(Data for the task)

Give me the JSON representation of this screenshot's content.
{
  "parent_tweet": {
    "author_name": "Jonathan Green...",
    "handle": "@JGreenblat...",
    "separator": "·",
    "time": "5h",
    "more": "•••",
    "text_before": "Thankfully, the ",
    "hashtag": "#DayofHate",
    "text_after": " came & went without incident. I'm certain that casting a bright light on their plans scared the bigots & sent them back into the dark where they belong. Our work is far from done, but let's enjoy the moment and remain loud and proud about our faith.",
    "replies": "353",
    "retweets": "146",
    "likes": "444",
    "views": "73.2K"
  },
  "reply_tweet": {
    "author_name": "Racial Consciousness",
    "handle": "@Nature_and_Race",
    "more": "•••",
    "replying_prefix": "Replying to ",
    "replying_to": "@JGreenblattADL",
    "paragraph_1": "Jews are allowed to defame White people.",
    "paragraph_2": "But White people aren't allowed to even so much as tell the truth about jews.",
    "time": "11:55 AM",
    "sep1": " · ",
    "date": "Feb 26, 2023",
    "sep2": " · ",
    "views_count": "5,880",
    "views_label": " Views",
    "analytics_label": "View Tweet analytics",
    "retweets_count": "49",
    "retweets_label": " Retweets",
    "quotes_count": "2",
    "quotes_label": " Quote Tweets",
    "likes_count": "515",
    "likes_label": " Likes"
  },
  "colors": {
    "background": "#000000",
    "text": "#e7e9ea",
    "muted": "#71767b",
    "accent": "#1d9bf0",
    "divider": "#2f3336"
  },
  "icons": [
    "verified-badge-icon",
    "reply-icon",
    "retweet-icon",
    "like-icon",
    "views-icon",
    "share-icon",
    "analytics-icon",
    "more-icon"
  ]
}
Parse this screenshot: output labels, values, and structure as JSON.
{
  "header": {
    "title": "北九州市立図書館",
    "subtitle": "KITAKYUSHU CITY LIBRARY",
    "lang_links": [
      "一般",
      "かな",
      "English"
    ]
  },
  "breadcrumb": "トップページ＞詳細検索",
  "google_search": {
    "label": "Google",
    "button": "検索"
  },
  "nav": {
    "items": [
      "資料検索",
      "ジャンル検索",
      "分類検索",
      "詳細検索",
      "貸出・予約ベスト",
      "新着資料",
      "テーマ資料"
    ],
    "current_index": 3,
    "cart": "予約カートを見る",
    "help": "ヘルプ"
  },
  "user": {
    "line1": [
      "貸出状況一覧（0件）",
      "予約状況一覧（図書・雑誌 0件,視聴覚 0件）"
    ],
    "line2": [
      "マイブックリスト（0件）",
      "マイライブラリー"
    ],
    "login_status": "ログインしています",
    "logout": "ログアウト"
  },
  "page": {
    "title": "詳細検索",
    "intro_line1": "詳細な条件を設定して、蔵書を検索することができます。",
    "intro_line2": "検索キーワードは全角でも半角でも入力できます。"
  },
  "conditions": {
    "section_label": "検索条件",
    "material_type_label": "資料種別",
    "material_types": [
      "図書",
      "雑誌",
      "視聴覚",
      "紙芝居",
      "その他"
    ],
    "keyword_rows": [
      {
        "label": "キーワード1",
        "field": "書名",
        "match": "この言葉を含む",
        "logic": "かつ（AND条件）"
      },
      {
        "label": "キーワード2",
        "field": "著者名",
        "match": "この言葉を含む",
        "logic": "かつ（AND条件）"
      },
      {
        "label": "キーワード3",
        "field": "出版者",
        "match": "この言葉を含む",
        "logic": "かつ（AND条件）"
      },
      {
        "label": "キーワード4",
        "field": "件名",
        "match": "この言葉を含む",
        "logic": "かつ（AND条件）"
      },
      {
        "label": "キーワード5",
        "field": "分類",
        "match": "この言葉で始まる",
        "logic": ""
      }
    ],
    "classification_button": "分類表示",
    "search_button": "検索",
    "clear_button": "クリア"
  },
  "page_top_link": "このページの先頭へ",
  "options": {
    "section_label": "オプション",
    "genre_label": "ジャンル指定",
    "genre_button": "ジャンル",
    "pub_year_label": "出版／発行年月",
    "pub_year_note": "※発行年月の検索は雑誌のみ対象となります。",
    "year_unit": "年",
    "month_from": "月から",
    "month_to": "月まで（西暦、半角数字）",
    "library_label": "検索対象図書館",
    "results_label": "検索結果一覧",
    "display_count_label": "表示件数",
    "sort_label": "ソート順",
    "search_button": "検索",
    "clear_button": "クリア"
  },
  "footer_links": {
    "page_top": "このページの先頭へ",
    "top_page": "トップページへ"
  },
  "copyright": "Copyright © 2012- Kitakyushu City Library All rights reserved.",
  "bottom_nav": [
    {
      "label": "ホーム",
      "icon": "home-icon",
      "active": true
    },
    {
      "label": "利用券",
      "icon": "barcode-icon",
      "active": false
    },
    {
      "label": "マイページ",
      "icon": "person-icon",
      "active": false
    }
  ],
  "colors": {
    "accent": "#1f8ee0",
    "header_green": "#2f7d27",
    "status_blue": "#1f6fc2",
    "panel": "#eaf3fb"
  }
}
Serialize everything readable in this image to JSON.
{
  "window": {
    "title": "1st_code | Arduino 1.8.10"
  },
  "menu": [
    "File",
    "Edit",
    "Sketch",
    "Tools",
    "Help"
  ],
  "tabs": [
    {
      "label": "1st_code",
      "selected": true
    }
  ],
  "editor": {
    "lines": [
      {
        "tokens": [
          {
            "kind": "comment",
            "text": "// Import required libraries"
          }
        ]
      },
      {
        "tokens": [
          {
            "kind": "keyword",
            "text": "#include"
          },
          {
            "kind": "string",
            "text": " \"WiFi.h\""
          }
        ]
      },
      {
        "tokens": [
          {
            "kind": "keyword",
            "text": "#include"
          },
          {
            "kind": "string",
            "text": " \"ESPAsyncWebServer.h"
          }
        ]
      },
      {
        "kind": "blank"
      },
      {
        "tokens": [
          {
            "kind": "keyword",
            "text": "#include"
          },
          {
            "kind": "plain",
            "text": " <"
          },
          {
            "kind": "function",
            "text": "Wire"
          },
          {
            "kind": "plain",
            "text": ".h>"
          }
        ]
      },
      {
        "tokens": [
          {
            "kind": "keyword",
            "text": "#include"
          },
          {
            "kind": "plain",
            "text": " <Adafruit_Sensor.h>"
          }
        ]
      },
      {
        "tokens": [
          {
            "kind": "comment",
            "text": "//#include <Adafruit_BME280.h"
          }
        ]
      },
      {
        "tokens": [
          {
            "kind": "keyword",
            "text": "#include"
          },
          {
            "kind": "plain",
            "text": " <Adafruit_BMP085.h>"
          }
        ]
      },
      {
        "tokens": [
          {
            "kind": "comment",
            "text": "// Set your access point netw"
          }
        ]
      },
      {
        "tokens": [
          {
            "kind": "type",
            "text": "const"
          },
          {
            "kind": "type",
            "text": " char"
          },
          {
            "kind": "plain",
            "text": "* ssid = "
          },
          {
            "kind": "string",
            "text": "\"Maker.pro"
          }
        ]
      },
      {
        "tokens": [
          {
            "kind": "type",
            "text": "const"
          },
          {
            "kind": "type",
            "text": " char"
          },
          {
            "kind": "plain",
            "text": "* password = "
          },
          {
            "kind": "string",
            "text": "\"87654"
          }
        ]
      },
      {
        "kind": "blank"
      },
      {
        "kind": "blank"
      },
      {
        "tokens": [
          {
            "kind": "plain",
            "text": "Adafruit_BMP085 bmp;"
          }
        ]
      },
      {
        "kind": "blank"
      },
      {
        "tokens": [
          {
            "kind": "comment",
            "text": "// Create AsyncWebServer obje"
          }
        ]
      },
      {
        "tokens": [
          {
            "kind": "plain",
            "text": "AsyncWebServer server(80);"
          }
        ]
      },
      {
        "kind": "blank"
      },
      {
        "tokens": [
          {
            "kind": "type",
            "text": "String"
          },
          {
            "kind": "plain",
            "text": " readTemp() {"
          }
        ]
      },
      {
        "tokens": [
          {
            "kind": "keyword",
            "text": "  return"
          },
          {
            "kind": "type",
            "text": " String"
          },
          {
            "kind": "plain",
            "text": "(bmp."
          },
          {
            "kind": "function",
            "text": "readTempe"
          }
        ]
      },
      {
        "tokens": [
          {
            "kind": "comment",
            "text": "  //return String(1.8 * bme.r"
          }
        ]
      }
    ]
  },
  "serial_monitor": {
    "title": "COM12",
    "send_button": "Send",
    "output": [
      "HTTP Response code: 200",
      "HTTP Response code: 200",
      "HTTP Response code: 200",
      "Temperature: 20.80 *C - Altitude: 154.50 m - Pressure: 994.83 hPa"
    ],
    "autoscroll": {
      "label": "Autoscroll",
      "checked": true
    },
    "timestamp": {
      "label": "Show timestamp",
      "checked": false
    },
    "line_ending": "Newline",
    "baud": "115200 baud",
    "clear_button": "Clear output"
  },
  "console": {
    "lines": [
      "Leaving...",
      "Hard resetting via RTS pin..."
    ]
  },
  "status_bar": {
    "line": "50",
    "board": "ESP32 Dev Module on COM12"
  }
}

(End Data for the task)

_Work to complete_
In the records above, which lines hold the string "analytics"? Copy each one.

_Response_
    "analytics_label": "View Tweet analytics",
    "analytics-icon",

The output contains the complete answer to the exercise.